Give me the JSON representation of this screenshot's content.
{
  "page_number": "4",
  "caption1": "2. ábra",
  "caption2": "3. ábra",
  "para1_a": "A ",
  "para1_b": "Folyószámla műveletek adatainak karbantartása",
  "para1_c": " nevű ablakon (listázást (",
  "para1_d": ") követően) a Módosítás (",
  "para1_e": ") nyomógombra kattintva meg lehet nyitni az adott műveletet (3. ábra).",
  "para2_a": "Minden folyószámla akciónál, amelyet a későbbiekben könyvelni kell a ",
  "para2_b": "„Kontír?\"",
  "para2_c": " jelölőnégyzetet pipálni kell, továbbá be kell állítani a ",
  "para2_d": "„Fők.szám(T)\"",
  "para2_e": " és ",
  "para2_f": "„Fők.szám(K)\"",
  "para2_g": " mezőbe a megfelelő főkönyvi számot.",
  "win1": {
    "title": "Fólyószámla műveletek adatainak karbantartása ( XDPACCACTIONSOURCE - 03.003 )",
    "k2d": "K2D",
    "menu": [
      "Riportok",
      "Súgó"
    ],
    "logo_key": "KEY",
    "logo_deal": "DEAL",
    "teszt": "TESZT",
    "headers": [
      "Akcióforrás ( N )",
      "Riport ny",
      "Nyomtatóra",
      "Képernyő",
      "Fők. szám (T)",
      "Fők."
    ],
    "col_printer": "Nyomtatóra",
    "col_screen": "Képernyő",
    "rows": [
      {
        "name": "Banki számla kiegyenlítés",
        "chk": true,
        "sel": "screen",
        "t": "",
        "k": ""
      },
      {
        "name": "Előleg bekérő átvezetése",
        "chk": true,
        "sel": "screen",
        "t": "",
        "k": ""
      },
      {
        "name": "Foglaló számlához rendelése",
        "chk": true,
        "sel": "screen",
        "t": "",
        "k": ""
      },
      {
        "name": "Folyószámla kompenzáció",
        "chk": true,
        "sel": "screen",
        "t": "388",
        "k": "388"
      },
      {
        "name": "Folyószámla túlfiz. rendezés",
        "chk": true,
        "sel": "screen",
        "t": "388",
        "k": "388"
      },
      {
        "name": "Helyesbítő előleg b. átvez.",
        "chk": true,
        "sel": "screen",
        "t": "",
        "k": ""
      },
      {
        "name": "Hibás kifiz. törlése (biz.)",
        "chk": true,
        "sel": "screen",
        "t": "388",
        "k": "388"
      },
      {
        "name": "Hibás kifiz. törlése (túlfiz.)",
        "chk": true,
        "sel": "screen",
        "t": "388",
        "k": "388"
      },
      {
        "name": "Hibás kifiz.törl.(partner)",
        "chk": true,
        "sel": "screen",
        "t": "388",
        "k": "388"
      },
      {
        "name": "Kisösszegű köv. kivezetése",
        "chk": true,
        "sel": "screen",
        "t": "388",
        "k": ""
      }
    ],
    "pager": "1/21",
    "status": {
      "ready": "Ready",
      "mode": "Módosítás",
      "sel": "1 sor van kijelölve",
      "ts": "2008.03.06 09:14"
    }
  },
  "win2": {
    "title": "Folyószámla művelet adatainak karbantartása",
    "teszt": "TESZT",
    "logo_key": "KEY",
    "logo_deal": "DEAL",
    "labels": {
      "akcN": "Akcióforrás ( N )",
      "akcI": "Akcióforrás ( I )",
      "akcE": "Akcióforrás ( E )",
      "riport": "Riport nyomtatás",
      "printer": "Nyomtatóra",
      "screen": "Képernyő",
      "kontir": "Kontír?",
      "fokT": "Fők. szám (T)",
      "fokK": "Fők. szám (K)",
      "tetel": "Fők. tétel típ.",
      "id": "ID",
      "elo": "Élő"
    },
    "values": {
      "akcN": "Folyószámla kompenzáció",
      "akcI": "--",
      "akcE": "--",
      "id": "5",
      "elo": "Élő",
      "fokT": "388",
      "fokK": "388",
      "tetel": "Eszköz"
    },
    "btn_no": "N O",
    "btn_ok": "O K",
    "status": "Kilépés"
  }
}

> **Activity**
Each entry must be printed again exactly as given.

> **Solution for this exercise**
Give me the JSON representation of this screenshot's content.
{
  "page_number": "4",
  "caption1": "2. ábra",
  "caption2": "3. ábra",
  "para1_a": "A ",
  "para1_b": "Folyószámla műveletek adatainak karbantartása",
  "para1_c": " nevű ablakon (listázást (",
  "para1_d": ") követően) a Módosítás (",
  "para1_e": ") nyomógombra kattintva meg lehet nyitni az adott műveletet (3. ábra).",
  "para2_a": "Minden folyószámla akciónál, amelyet a későbbiekben könyvelni kell a ",
  "para2_b": "„Kontír?\"",
  "para2_c": " jelölőnégyzetet pipálni kell, továbbá be kell állítani a ",
  "para2_d": "„Fők.szám(T)\"",
  "para2_e": " és ",
  "para2_f": "„Fők.szám(K)\"",
  "para2_g": " mezőbe a megfelelő főkönyvi számot.",
  "win1": {
    "title": "Fólyószámla műveletek adatainak karbantartása ( XDPACCACTIONSOURCE - 03.003 )",
    "k2d": "K2D",
    "menu": [
      "Riportok",
      "Súgó"
    ],
    "logo_key": "KEY",
    "logo_deal": "DEAL",
    "teszt": "TESZT",
    "headers": [
      "Akcióforrás ( N )",
      "Riport ny",
      "Nyomtatóra",
      "Képernyő",
      "Fők. szám (T)",
      "Fők."
    ],
    "col_printer": "Nyomtatóra",
    "col_screen": "Képernyő",
    "rows": [
      {
        "name": "Banki számla kiegyenlítés",
        "chk": true,
        "sel": "screen",
        "t": "",
        "k": ""
      },
      {
        "name": "Előleg bekérő átvezetése",
        "chk": true,
        "sel": "screen",
        "t": "",
        "k": ""
      },
      {
        "name": "Foglaló számlához rendelése",
        "chk": true,
        "sel": "screen",
        "t": "",
        "k": ""
      },
      {
        "name": "Folyószámla kompenzáció",
        "chk": true,
        "sel": "screen",
        "t": "388",
        "k": "388"
      },
      {
        "name": "Folyószámla túlfiz. rendezés",
        "chk": true,
        "sel": "screen",
        "t": "388",
        "k": "388"
      },
      {
        "name": "Helyesbítő előleg b. átvez.",
        "chk": true,
        "sel": "screen",
        "t": "",
        "k": ""
      },
      {
        "name": "Hibás kifiz. törlése (biz.)",
        "chk": true,
        "sel": "screen",
        "t": "388",
        "k": "388"
      },
      {
        "name": "Hibás kifiz. törlése (túlfiz.)",
        "chk": true,
        "sel": "screen",
        "t": "388",
        "k": "388"
      },
      {
        "name": "Hibás kifiz.törl.(partner)",
        "chk": true,
        "sel": "screen",
        "t": "388",
        "k": "388"
      },
      {
        "name": "Kisösszegű köv. kivezetése",
        "chk": true,
        "sel": "screen",
        "t": "388",
        "k": ""
      }
    ],
    "pager": "1/21",
    "status": {
      "ready": "Ready",
      "mode": "Módosítás",
      "sel": "1 sor van kijelölve",
      "ts": "2008.03.06 09:14"
    }
  },
  "win2": {
    "title": "Folyószámla művelet adatainak karbantartása",
    "teszt": "TESZT",
    "logo_key": "KEY",
    "logo_deal": "DEAL",
    "labels": {
      "akcN": "Akcióforrás ( N )",
      "akcI": "Akcióforrás ( I )",
      "akcE": "Akcióforrás ( E )",
      "riport": "Riport nyomtatás",
      "printer": "Nyomtatóra",
      "screen": "Képernyő",
      "kontir": "Kontír?",
      "fokT": "Fők. szám (T)",
      "fokK": "Fők. szám (K)",
      "tetel": "Fők. tétel típ.",
      "id": "ID",
      "elo": "Élő"
    },
    "values": {
      "akcN": "Folyószámla kompenzáció",
      "akcI": "--",
      "akcE": "--",
      "id": "5",
      "elo": "Élő",
      "fokT": "388",
      "fokK": "388",
      "tetel": "Eszköz"
    },
    "btn_no": "N O",
    "btn_ok": "O K",
    "status": "Kilépés"
  }
}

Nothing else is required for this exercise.